AND     e.owner NOT IN ('SI_INFORMTN_SCHEMA','SQLTXADMIN','SQLTXPLAIN','SYS','SYSMAN','SYSTEM','TRCANLZR','WMSYS','XDB','XS$NULL','PERFSTAT','STDBYPERF','MGDSYS','OJVMSYS')
)
SELECT  e.owner, e.table_name
,       'Extension' object_type
,       e.extension_name object_name, e.num_distinct, e.num_buckets, e.extension
,       sc.column_name
,       sc.num_distinct col_num_distinct
,       sc.num_buckets col_num_buckets
,       sc.histogram col_histogram
FROM    e
,       dba_tab_col_statistics sc
WHERE   e.histogram = 'NONE'
AND     e.extension LIKE '%"'||sc.column_name||'"%'
AND     sc.owner = e.owner
AND     sc.table_name = e.table_name
AND     sc.histogram != 'NONE'
AND     sc.num_buckets > 1 /*histogram on column*/
AND     e.num_buckets = 1 /*no histogram on extended stats*/
UNION ALL
SELECT  /*+  NO_MERGE  */ /* 3c.25 */
        i.table_owner, i.table_name
,       'Index' object_type
,       i.index_name object_name, i.distinct_keys, TO_NUMBER(null), i.column_list
,       sc.column_name
,       sc.num_distinct col_num_distinct
,       sc.num_buckets col_num_buckets
,       sc.histogram col_histogram
From    i
,       dba_ind_columns ic

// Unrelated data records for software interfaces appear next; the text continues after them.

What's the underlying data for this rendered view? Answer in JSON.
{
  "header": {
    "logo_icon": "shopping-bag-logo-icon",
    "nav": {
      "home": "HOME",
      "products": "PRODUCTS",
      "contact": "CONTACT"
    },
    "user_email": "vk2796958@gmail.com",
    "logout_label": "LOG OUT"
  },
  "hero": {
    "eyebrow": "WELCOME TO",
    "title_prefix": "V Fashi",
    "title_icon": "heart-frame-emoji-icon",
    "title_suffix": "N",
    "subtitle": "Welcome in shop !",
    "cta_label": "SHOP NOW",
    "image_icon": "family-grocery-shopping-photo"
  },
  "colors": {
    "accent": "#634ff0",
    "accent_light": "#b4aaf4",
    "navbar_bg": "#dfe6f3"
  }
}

,       dba_tab_col_statistics sc
WHERE   ic.table_owner = i.table_owner
AND     ic.table_name = i.table_name
AND     ic.index_owner = i.index_owner
AND     ic.index_name = i.index_name
AND     sc.owner = i.table_owner
AND     sc.table_name = ic.table_name
AND     sc.column_name = ic.column_name
AND     sc.histogram != 'NONE' 
AND     sc.num_buckets > 1 /*histogram on column*/
AND NOT EXISTS( /*report index if no extension*/
        SELECT 'x'
        FROM    e
        WHERE   e.owner = i.table_owner
        AND     e.table_name = i.table_name
        AND     e.extension = i.column_list)
ORDER BY 1,2,3,4;